I normally wear contacts, but I have to drive home with my glasses after an eye exam where they use those numbing drops. I do notice that I don’t have as much peripheral vision with my glasses. In fact, I’d be a little nervous doing that in heavy traffic, but luckily we don’t have that around here.

I didn’t start wearing glasses until I was 45 (reading only). Then when I reached 50 I needed them for distance too. Didn’t see the need to get contacts.

Never had a problem with them. Most of my driving during the day I wear prescription sunglasses. They curve around the eyes a little for side protection. The whole lens is full prescription. Might want to look into glasses like that.

Alternative theory: Before you got glasses, you were too blind to see all the times you had close calls.

I agree that glasses drasticly change your viewing abilities.

I, too , have part time glasses in the truck for distance and night sign reading.
I do not wear them daily around town where I don’t need to read distant signs.
They are a god send in unfamiliar cities when I’m needing to know a lane change in advance.
The last time I was stopped by the po-po she didn’t even wonder that my license said glasses.

They seem to direct your focus and attention in a narrow manner that really negates your habitual pereipheral awareness…I hate that too.

It truly is a matter of practice to get used to the new functions of driving while spectacled.
practice, practice. practice.

That adjustment seemed like a pain in the butt until my wife lost the vision in her right eye and had to re-learn EVERYTHING about driving she ever new and had long since commited to habbit.
– immagine if you will. have NO right side peripheral vision ! ( close your right eye and try to drive in close-quarters downtown traffic. )
Soon my ‘‘problem’’ seemed quide piddly when helping her cope and adjust.


I think JT suggested the best solution; contact lenses.
However I’d like to suggest that you get in the habit of actively checking to be sure the lane next to you is clear BEFORE beginning to change lanes. Turning your head, using convex “fisheye” mirrors, whatever you need for a solution you’ll come up with IF you never change lanes until you’re sure the lane is clear.

In short, what you need is to get in the habit of checking FIRST. Do that and everything else will take care of itself.

For me, it all depends on the frames for my glasses.

I bought a nice expensive pair of sunglasses the last time I got a new prescription. The first time I wore them while driving, I discovered the frames blocked my ability to see to the side when I looked over my shoulder.

You need to talk to your eye doctor, tell her/him the problem you are having, and find a way to either get lenses that wrap around to the side, or get eyeglass frames that are open at the sides.

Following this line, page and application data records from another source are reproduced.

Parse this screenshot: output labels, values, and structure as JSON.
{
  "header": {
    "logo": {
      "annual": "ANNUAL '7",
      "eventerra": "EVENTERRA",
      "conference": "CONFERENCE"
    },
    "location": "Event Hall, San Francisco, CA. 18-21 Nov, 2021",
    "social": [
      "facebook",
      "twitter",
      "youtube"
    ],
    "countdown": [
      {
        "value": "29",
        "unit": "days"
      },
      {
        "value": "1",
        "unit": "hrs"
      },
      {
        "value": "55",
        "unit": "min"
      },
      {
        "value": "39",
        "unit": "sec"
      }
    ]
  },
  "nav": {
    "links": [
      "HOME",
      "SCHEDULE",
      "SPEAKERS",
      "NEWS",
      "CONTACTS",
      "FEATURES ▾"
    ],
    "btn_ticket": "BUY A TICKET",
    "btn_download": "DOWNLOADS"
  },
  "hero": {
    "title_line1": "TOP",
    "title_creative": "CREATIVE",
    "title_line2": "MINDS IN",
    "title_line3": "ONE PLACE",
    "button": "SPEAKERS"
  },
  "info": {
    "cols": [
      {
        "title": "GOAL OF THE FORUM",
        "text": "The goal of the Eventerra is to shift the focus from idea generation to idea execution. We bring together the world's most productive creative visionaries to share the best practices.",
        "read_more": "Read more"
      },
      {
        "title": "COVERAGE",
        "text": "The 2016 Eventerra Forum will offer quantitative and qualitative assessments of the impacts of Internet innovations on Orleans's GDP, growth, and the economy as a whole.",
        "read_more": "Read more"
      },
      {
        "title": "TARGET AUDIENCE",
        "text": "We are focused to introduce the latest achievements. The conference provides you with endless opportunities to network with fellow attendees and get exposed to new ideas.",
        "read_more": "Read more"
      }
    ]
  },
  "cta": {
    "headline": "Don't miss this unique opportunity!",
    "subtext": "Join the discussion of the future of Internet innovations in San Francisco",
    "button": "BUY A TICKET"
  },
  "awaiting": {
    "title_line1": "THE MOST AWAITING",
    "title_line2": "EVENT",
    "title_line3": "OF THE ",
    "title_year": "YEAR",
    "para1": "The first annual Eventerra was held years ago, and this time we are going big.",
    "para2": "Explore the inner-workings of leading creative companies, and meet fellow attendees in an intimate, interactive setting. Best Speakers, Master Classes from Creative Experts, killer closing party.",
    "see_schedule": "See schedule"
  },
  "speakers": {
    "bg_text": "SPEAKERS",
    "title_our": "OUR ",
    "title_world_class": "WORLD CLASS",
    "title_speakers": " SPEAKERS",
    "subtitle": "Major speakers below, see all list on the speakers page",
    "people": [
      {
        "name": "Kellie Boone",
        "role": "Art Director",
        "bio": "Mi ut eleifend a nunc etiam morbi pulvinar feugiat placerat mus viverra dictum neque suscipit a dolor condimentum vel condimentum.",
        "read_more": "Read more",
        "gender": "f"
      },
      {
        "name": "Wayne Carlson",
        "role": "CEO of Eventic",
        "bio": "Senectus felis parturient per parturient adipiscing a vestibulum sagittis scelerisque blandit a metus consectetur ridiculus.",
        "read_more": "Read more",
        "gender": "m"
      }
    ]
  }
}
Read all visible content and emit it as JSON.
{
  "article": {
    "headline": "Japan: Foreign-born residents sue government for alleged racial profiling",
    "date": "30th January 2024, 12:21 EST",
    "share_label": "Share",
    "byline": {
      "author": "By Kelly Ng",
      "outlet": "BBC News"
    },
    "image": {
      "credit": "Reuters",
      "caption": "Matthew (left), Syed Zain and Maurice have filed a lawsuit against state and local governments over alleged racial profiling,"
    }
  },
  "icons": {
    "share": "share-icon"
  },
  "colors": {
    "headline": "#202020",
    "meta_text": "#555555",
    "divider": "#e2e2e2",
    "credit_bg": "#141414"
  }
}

Yes, wearing glasses can obstruct your peripheral vision. But you take a step in the right direction by first recognizing it and second, heeding the good advise here and scanning more while correctly adjusting and using your mirrors.

We need wrap-around glasses just like the wrap-around windshield I had on my 1954 Buick.

The problem with wrap the around lens is distortion. For the driver/wearer, it’s not worth it for any peripheral vision gain. The macular is he part of the retina that generates the most clarity and it’s not worth introducing visual distortion when visual acuity gain on the sides is minimal.